Some of these changes that are usually interpreted as the typical aging process could be due to potentially treatable medical conditions, such as tumors and infections, which are more common in older dogs; call your veterinarian for an appointment anytime your dog’s behavior changes suddenly.

A major source of behavior change in the aging dog, however, is very possibly the result of changes in the brain. This leads to the loss of cognitive abilities like thinking, memory, communication and problem solving. In some aspects it resembles Alzheimer’s disease in humans. This generalized medical condition has been designated Cognitive Dysfunction Syndrome or CDS for older dogs exhibiting this group of problematic, age-related behaviors.

Anipryl (the trade name for L-deprenyl or selegiline) may help CDS. In the absence of any physical cause such as cancer, infection, or organ failure, CDS is present when a dog shows one or more of the following five signs. See if your dog has any of these symptoms.

  • Disorientation or confusion:
    Your dog may wander aimlessly, stare out into space, or stand with his head in a corner; your dog may appear lost or confused in the house or yard;
  • Decreased or altered responsiveness to family member:
    Your dog may fail to respond to your attention, and stop seeking out attention;
    he may be less enthusiastic in his greeting;
  • Disturbances of the sleep-wake cycle:
    Your dog may bark, whine or pace at night; he may persistently bark abnormally any time of the day; he may be sleeping more, or awake more at night;
  • Decreased activity level:
    Your dog may show less general interest in his usual activities;
  • Deterioration in housetraining:
    A normally housetrained dog is suddenly having “accidents”; your dog may signal less to go outside and may urinate or defecate indoors soon after being outside.
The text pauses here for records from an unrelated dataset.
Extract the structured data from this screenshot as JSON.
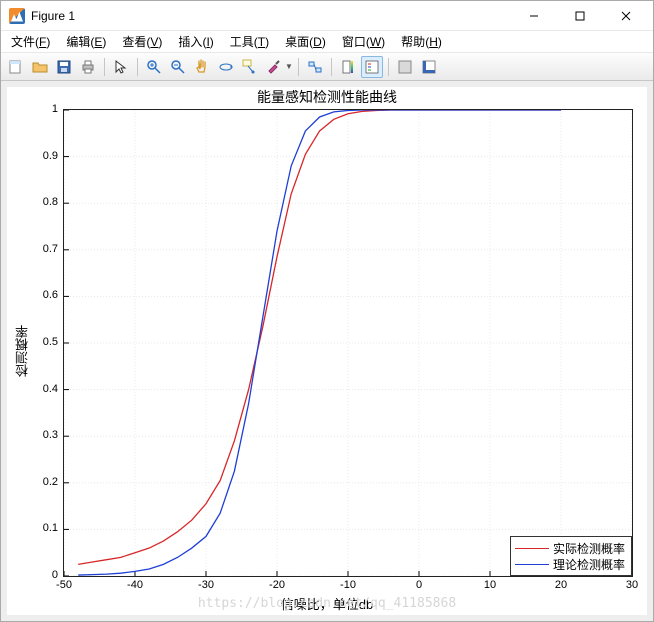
{
  "window": {
    "title": "Figure 1"
  },
  "menu": {
    "file": {
      "label": "文件",
      "accel": "F"
    },
    "edit": {
      "label": "编辑",
      "accel": "E"
    },
    "view": {
      "label": "查看",
      "accel": "V"
    },
    "insert": {
      "label": "插入",
      "accel": "I"
    },
    "tools": {
      "label": "工具",
      "accel": "T"
    },
    "desktop": {
      "label": "桌面",
      "accel": "D"
    },
    "window": {
      "label": "窗口",
      "accel": "W"
    },
    "help": {
      "label": "帮助",
      "accel": "H"
    }
  },
  "chart_data": {
    "type": "line",
    "title": "能量感知检测性能曲线",
    "xlabel": "信噪比，单位db",
    "ylabel": "检测概率",
    "xlim": [
      -50,
      30
    ],
    "ylim": [
      0,
      1
    ],
    "xticks": [
      -50,
      -40,
      -30,
      -20,
      -10,
      0,
      10,
      20,
      30
    ],
    "yticks": [
      0,
      0.1,
      0.2,
      0.3,
      0.4,
      0.5,
      0.6,
      0.7,
      0.8,
      0.9,
      1
    ],
    "series": [
      {
        "name": "实际检测概率",
        "color": "#d62728",
        "x": [
          -48,
          -46,
          -44,
          -42,
          -40,
          -38,
          -36,
          -34,
          -32,
          -30,
          -28,
          -26,
          -24,
          -22,
          -20,
          -18,
          -16,
          -14,
          -12,
          -10,
          -8,
          -6,
          -4,
          -2,
          0,
          5,
          10,
          15,
          20
        ],
        "y": [
          0.025,
          0.03,
          0.035,
          0.04,
          0.05,
          0.06,
          0.075,
          0.095,
          0.12,
          0.155,
          0.205,
          0.29,
          0.4,
          0.535,
          0.685,
          0.82,
          0.905,
          0.955,
          0.98,
          0.992,
          0.997,
          0.999,
          1.0,
          1.0,
          1.0,
          1.0,
          1.0,
          1.0,
          1.0
        ]
      },
      {
        "name": "理论检测概率",
        "color": "#1f3fd4",
        "x": [
          -48,
          -46,
          -44,
          -42,
          -40,
          -38,
          -36,
          -34,
          -32,
          -30,
          -28,
          -26,
          -24,
          -22,
          -20,
          -18,
          -16,
          -14,
          -12,
          -10,
          -8,
          -6,
          -4,
          -2,
          0,
          5,
          10,
          15,
          20
        ],
        "y": [
          0.002,
          0.003,
          0.004,
          0.006,
          0.01,
          0.015,
          0.025,
          0.04,
          0.06,
          0.085,
          0.135,
          0.225,
          0.37,
          0.555,
          0.74,
          0.88,
          0.955,
          0.985,
          0.996,
          0.999,
          1.0,
          1.0,
          1.0,
          1.0,
          1.0,
          1.0,
          1.0,
          1.0,
          1.0
        ]
      }
    ]
  },
  "legend": {
    "items": [
      {
        "label": "实际检测概率",
        "color": "#d62728"
      },
      {
        "label": "理论检测概率",
        "color": "#1f3fd4"
      }
    ]
  },
  "watermark": "https://blog.csdn.net/qq_41185868"
}
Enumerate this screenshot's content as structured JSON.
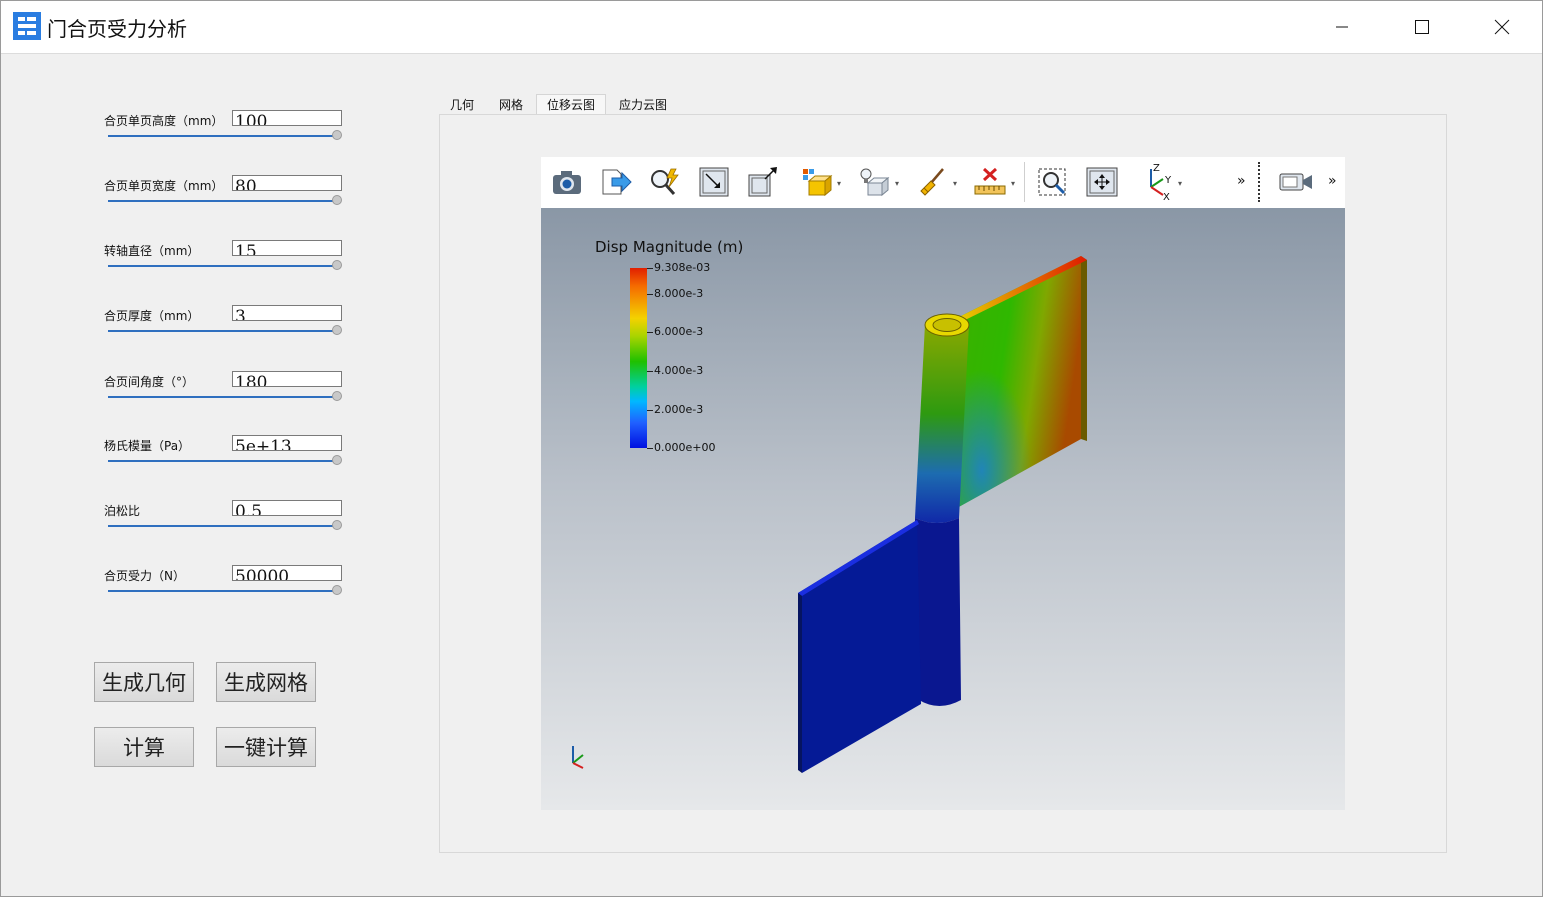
{
  "window": {
    "title": "门合页受力分析"
  },
  "params": [
    {
      "label": "合页单页高度（mm）",
      "value": "100"
    },
    {
      "label": "合页单页宽度（mm）",
      "value": "80"
    },
    {
      "label": "转轴直径（mm）",
      "value": "15"
    },
    {
      "label": "合页厚度（mm）",
      "value": "3"
    },
    {
      "label": "合页间角度（°）",
      "value": "180"
    },
    {
      "label": "杨氏模量（Pa）",
      "value": "5e+13"
    },
    {
      "label": "泊松比",
      "value": "0.5"
    },
    {
      "label": "合页受力（N）",
      "value": "50000"
    }
  ],
  "buttons": {
    "gen_geometry": "生成几何",
    "gen_mesh": "生成网格",
    "compute": "计算",
    "one_click": "一键计算"
  },
  "tabs": [
    {
      "label": "几何",
      "active": false
    },
    {
      "label": "网格",
      "active": false
    },
    {
      "label": "位移云图",
      "active": true
    },
    {
      "label": "应力云图",
      "active": false
    }
  ],
  "viewer": {
    "toolbar_icons": [
      "camera-icon",
      "export-icon",
      "query-icon",
      "reset-camera-icon",
      "zoom-to-data-icon",
      "representation-icon",
      "light-icon",
      "clear-icon",
      "ruler-icon",
      "zoom-box-icon",
      "pan-icon",
      "axes-icon",
      "more-icon",
      "video-icon",
      "more-icon-2"
    ],
    "more_glyph": "»",
    "axis_labels": {
      "z": "Z",
      "y": "Y",
      "x": "X"
    },
    "legend": {
      "title": "Disp Magnitude (m)",
      "ticks": [
        "9.308e-03",
        "8.000e-3",
        "6.000e-3",
        "4.000e-3",
        "2.000e-3",
        "0.000e+00"
      ],
      "max": 0.009308,
      "min": 0.0
    },
    "colors": {
      "accent": "#2f6fbf",
      "high": "#e11f00",
      "low": "#0010e0"
    }
  }
}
Given the possible benefits for CDS, Anipryl may well be worth trying when your dog is declining in ways that lead you to contemplate putting him or her down. If the normal course of aging and its difficulties are not disruptive for your household, you may not wish to consider medication. It’s a judgement call. But it’s nice to know that there’s help for your older pet and some of the often devastating signs of aging are not something we are forced to live with and accept anymore.

Senile Signs